Try it – Set down each entry as it stands. Skip the pictures.
[Data supplied]
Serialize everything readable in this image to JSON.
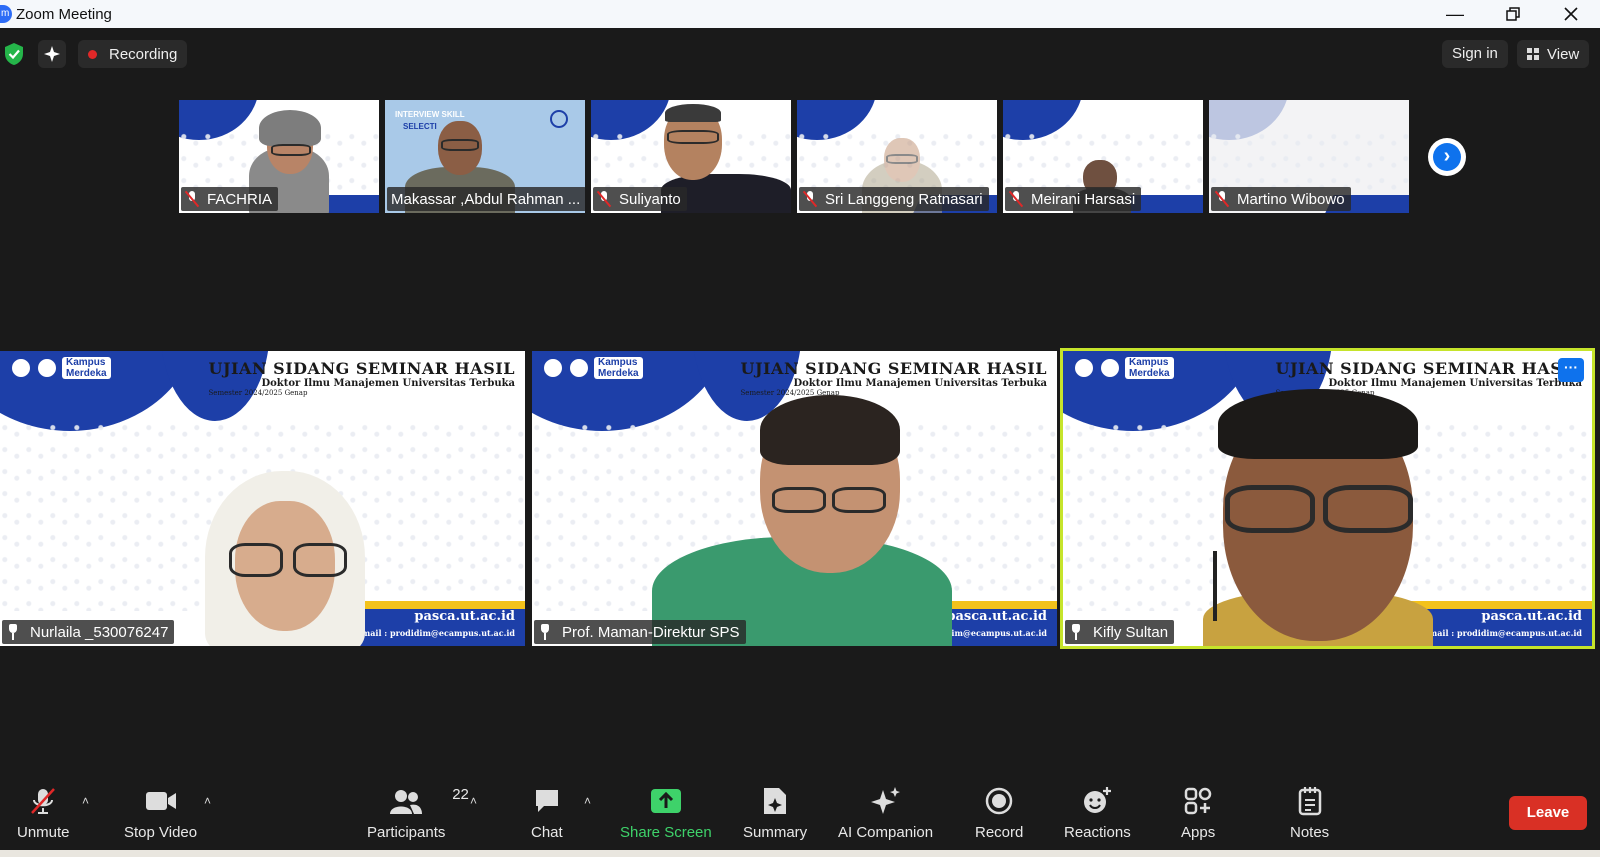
{
  "window": {
    "title": "Zoom Meeting",
    "app_icon": "m"
  },
  "topbar": {
    "recording_label": "Recording",
    "sign_in_label": "Sign in",
    "view_label": "View"
  },
  "thumbnails": [
    {
      "name": "FACHRIA",
      "muted": true
    },
    {
      "name": "Makassar ,Abdul Rahman ...",
      "muted": false,
      "slide_text": "INTERVIEW SKILL",
      "slide_sub": "SELECTI"
    },
    {
      "name": "Suliyanto",
      "muted": true
    },
    {
      "name": "Sri Langgeng Ratnasari",
      "muted": true
    },
    {
      "name": "Meirani Harsasi",
      "muted": true
    },
    {
      "name": "Martino Wibowo",
      "muted": true
    }
  ],
  "slide": {
    "title": "UJIAN SIDANG SEMINAR HASIL",
    "subtitle": "Doktor Ilmu Manajemen Universitas Terbuka",
    "semester": "Semester 2024/2025 Genap",
    "site": "pasca.ut.ac.id",
    "email": "Email : prodidim@ecampus.ut.ac.id",
    "logo_text_1": "Kampus",
    "logo_text_2": "Merdeka",
    "thumb_site": "pasca.ut.ac.id"
  },
  "tiles": [
    {
      "name": "Nurlaila _530076247",
      "active": false
    },
    {
      "name": "Prof. Maman-Direktur SPS",
      "active": false
    },
    {
      "name": "Kifly Sultan",
      "active": true
    }
  ],
  "toolbar": {
    "unmute": "Unmute",
    "stop_video": "Stop Video",
    "participants": "Participants",
    "participant_count": "22",
    "chat": "Chat",
    "share_screen": "Share Screen",
    "summary": "Summary",
    "ai_companion": "AI Companion",
    "record": "Record",
    "reactions": "Reactions",
    "apps": "Apps",
    "notes": "Notes",
    "leave": "Leave"
  },
  "colors": {
    "accent_blue": "#0e72ed",
    "active_speaker": "#c6e42b",
    "leave_red": "#d93025",
    "share_green": "#3ed26a"
  }
}
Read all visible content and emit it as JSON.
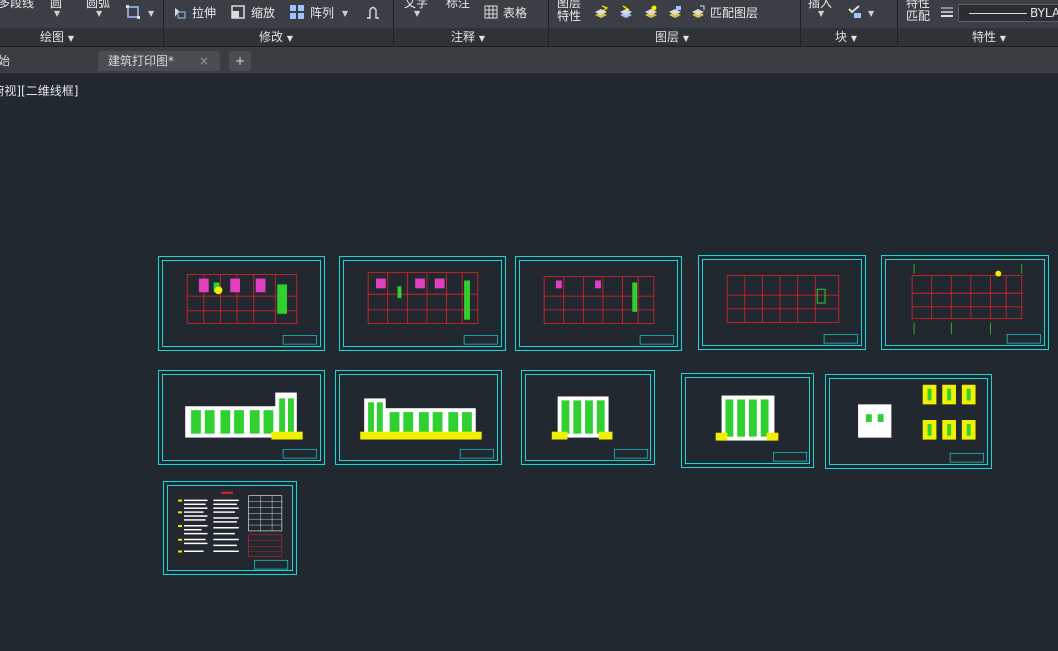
{
  "ribbon": {
    "draw_row1": [
      "多段线",
      "圆",
      "圆弧"
    ],
    "modify_row": {
      "stretch": "拉伸",
      "scale": "缩放",
      "array": "阵列"
    },
    "annotate_row1": [
      "文字",
      "标注"
    ],
    "annotate_table": "表格",
    "layer_props": [
      "图层",
      "特性"
    ],
    "match_layer": "匹配图层",
    "block_insert": "插入",
    "props_match": [
      "特性",
      "匹配"
    ],
    "bylayer": "BYLA",
    "groups": {
      "draw": "绘图",
      "modify": "修改",
      "annotate": "注释",
      "layer": "图层",
      "block": "块",
      "properties": "特性"
    }
  },
  "tabs": {
    "start": "开始",
    "active": "建筑打印图*",
    "close": "×",
    "add": "+"
  },
  "viewport": {
    "label": "[-][俯视][二维线框]"
  },
  "colors": {
    "frame": "#18d8d8",
    "grid_red": "#e8202a",
    "green": "#30d030",
    "magenta": "#e040c0",
    "yellow": "#f0f000",
    "white": "#ffffff"
  }
}
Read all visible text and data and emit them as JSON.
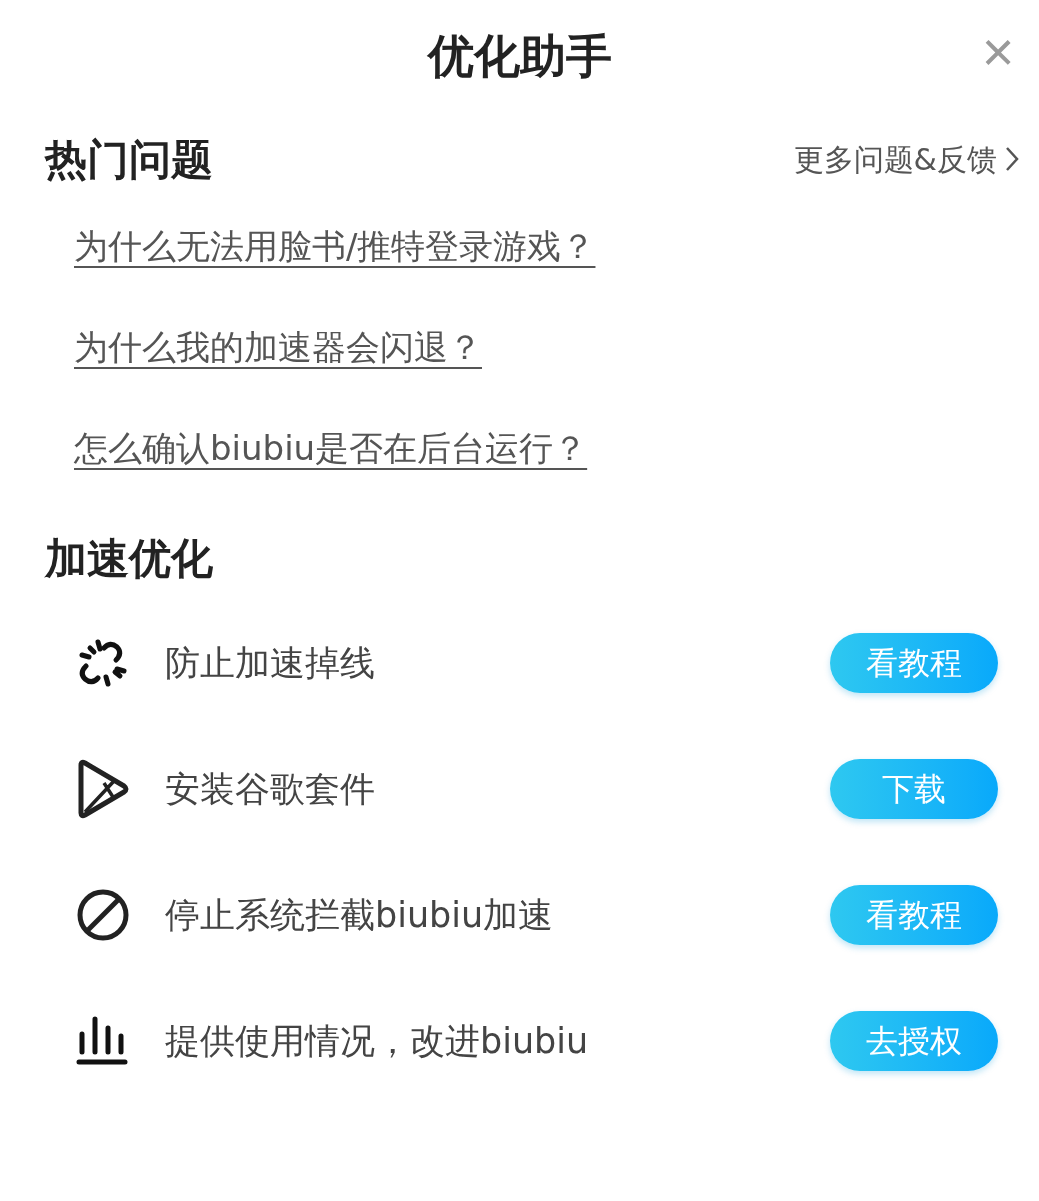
{
  "title": "优化助手",
  "close": "×",
  "faq": {
    "heading": "热门问题",
    "more": "更多问题&反馈",
    "questions": [
      "为什么无法用脸书/推特登录游戏？",
      "为什么我的加速器会闪退？",
      "怎么确认biubiu是否在后台运行？"
    ]
  },
  "optimize": {
    "heading": "加速优化",
    "items": [
      {
        "label": "防止加速掉线",
        "button": "看教程"
      },
      {
        "label": "安装谷歌套件",
        "button": "下载"
      },
      {
        "label": "停止系统拦截biubiu加速",
        "button": "看教程"
      },
      {
        "label": "提供使用情况，改进biubiu",
        "button": "去授权"
      }
    ]
  }
}
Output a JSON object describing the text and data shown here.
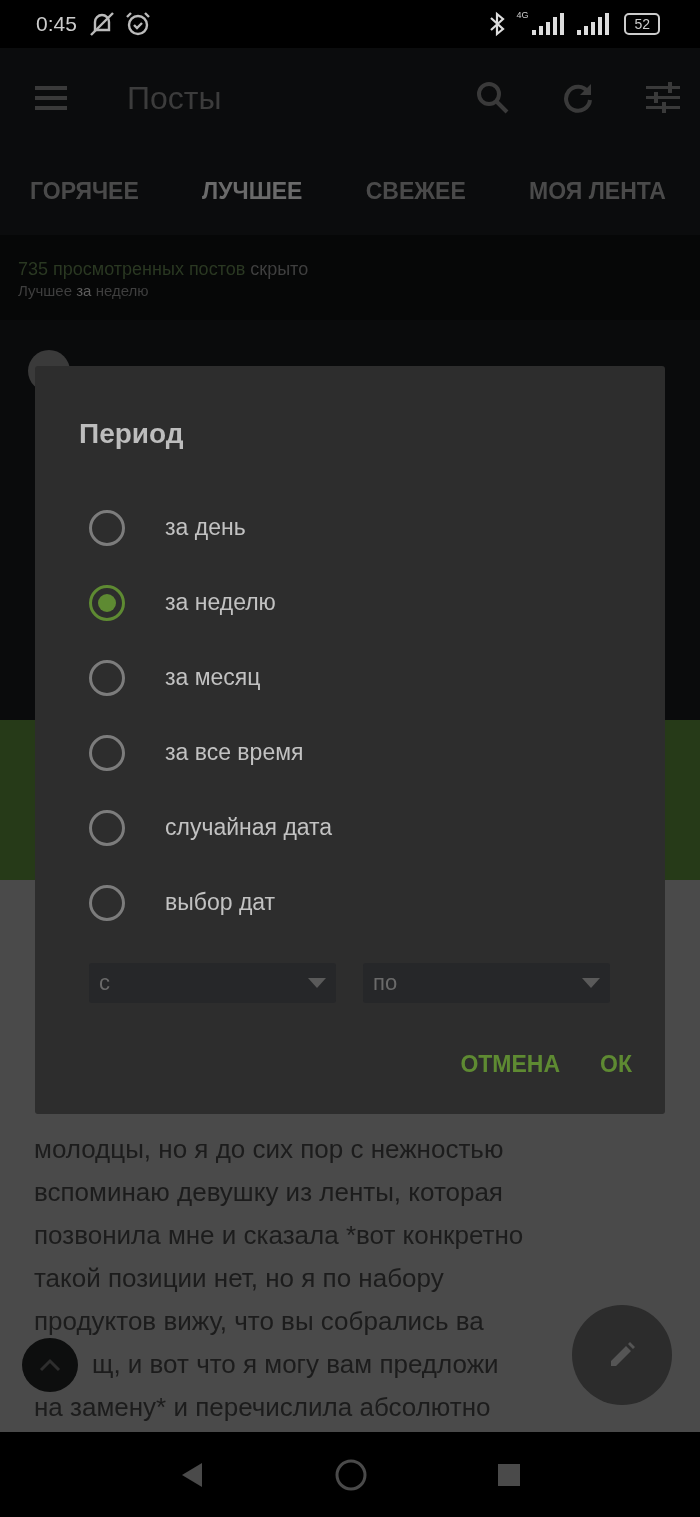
{
  "status_bar": {
    "time": "0:45",
    "network": "4G",
    "battery": "52"
  },
  "app_bar": {
    "title": "Посты"
  },
  "tabs": [
    {
      "label": "ГОРЯЧЕЕ",
      "selected": false
    },
    {
      "label": "ЛУЧШЕЕ",
      "selected": true
    },
    {
      "label": "СВЕЖЕЕ",
      "selected": false
    },
    {
      "label": "МОЯ ЛЕНТА",
      "selected": false
    }
  ],
  "info": {
    "hidden_count": "735 просмотренных постов",
    "hidden_word": "скрыто",
    "period_parts": [
      {
        "text": "Лучшее",
        "highlighted": false
      },
      {
        "text": "за",
        "highlighted": true
      },
      {
        "text": "неделю",
        "highlighted": false
      }
    ]
  },
  "post_text_lines": [
    "молодцы, но я до сих пор с нежностью",
    "вспоминаю девушку из ленты, которая",
    "позвонила мне и сказала *вот конкретно",
    "такой позиции нет, но я по набору",
    "продуктов вижу, что вы собрались ва",
    "щ, и вот что я могу вам предложи",
    "на замену* и перечислила абсолютно"
  ],
  "dialog": {
    "title": "Период",
    "options": [
      {
        "label": "за день",
        "selected": false
      },
      {
        "label": "за неделю",
        "selected": true
      },
      {
        "label": "за месяц",
        "selected": false
      },
      {
        "label": "за все время",
        "selected": false
      },
      {
        "label": "случайная дата",
        "selected": false
      },
      {
        "label": "выбор дат",
        "selected": false
      }
    ],
    "from_field": {
      "placeholder": "с"
    },
    "to_field": {
      "placeholder": "по"
    },
    "buttons": [
      "ОТМЕНА",
      "ОК"
    ]
  }
}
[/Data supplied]
Written answer –
Serialize everything readable in this image to JSON.
{
  "window": {
    "title": "Zoom Meeting",
    "app_icon": "m"
  },
  "topbar": {
    "recording_label": "Recording",
    "sign_in_label": "Sign in",
    "view_label": "View"
  },
  "thumbnails": [
    {
      "name": "FACHRIA",
      "muted": true
    },
    {
      "name": "Makassar ,Abdul Rahman ...",
      "muted": false,
      "slide_text": "INTERVIEW SKILL",
      "slide_sub": "SELECTI"
    },
    {
      "name": "Suliyanto",
      "muted": true
    },
    {
      "name": "Sri Langgeng Ratnasari",
      "muted": true
    },
    {
      "name": "Meirani Harsasi",
      "muted": true
    },
    {
      "name": "Martino Wibowo",
      "muted": true
    }
  ],
  "slide": {
    "title": "UJIAN SIDANG SEMINAR HASIL",
    "subtitle": "Doktor Ilmu Manajemen Universitas Terbuka",
    "semester": "Semester 2024/2025 Genap",
    "site": "pasca.ut.ac.id",
    "email": "Email : prodidim@ecampus.ut.ac.id",
    "logo_text_1": "Kampus",
    "logo_text_2": "Merdeka",
    "thumb_site": "pasca.ut.ac.id"
  },
  "tiles": [
    {
      "name": "Nurlaila _530076247",
      "active": false
    },
    {
      "name": "Prof. Maman-Direktur SPS",
      "active": false
    },
    {
      "name": "Kifly Sultan",
      "active": true
    }
  ],
  "toolbar": {
    "unmute": "Unmute",
    "stop_video": "Stop Video",
    "participants": "Participants",
    "participant_count": "22",
    "chat": "Chat",
    "share_screen": "Share Screen",
    "summary": "Summary",
    "ai_companion": "AI Companion",
    "record": "Record",
    "reactions": "Reactions",
    "apps": "Apps",
    "notes": "Notes",
    "leave": "Leave"
  },
  "colors": {
    "accent_blue": "#0e72ed",
    "active_speaker": "#c6e42b",
    "leave_red": "#d93025",
    "share_green": "#3ed26a"
  }
}
Read all visible content and emit it as JSON.
{
  "ribbon": {
    "draw_row1": [
      "多段线",
      "圆",
      "圆弧"
    ],
    "modify_row": {
      "stretch": "拉伸",
      "scale": "缩放",
      "array": "阵列"
    },
    "annotate_row1": [
      "文字",
      "标注"
    ],
    "annotate_table": "表格",
    "layer_props": [
      "图层",
      "特性"
    ],
    "match_layer": "匹配图层",
    "block_insert": "插入",
    "props_match": [
      "特性",
      "匹配"
    ],
    "bylayer": "BYLA",
    "groups": {
      "draw": "绘图",
      "modify": "修改",
      "annotate": "注释",
      "layer": "图层",
      "block": "块",
      "properties": "特性"
    }
  },
  "tabs": {
    "start": "开始",
    "active": "建筑打印图*",
    "close": "×",
    "add": "+"
  },
  "viewport": {
    "label": "[-][俯视][二维线框]"
  },
  "colors": {
    "frame": "#18d8d8",
    "grid_red": "#e8202a",
    "green": "#30d030",
    "magenta": "#e040c0",
    "yellow": "#f0f000",
    "white": "#ffffff"
  }
}
Read all visible text and data and emit them as JSON.
{
  "title": "优化助手",
  "close": "×",
  "faq": {
    "heading": "热门问题",
    "more": "更多问题&反馈",
    "questions": [
      "为什么无法用脸书/推特登录游戏？",
      "为什么我的加速器会闪退？",
      "怎么确认biubiu是否在后台运行？"
    ]
  },
  "optimize": {
    "heading": "加速优化",
    "items": [
      {
        "label": "防止加速掉线",
        "button": "看教程"
      },
      {
        "label": "安装谷歌套件",
        "button": "下载"
      },
      {
        "label": "停止系统拦截biubiu加速",
        "button": "看教程"
      },
      {
        "label": "提供使用情况，改进biubiu",
        "button": "去授权"
      }
    ]
  }
}
Output a JSON object describing the text and data shown here.
{
  "status_bar": {
    "time": "0:45",
    "network": "4G",
    "battery": "52"
  },
  "app_bar": {
    "title": "Посты"
  },
  "tabs": [
    {
      "label": "ГОРЯЧЕЕ",
      "selected": false
    },
    {
      "label": "ЛУЧШЕЕ",
      "selected": true
    },
    {
      "label": "СВЕЖЕЕ",
      "selected": false
    },
    {
      "label": "МОЯ ЛЕНТА",
      "selected": false
    }
  ],
  "info": {
    "hidden_count": "735 просмотренных постов",
    "hidden_word": "скрыто",
    "period_parts": [
      {
        "text": "Лучшее",
        "highlighted": false
      },
      {
        "text": "за",
        "highlighted": true
      },
      {
        "text": "неделю",
        "highlighted": false
      }
    ]
  },
  "post_text_lines": [
    "молодцы, но я до сих пор с нежностью",
    "вспоминаю девушку из ленты, которая",
    "позвонила мне и сказала *вот конкретно",
    "такой позиции нет, но я по набору",
    "продуктов вижу, что вы собрались ва",
    "щ, и вот что я могу вам предложи",
    "на замену* и перечислила абсолютно"
  ],
  "dialog": {
    "title": "Период",
    "options": [
      {
        "label": "за день",
        "selected": false
      },
      {
        "label": "за неделю",
        "selected": true
      },
      {
        "label": "за месяц",
        "selected": false
      },
      {
        "label": "за все время",
        "selected": false
      },
      {
        "label": "случайная дата",
        "selected": false
      },
      {
        "label": "выбор дат",
        "selected": false
      }
    ],
    "from_field": {
      "placeholder": "с"
    },
    "to_field": {
      "placeholder": "по"
    },
    "buttons": [
      "ОТМЕНА",
      "ОК"
    ]
  }
}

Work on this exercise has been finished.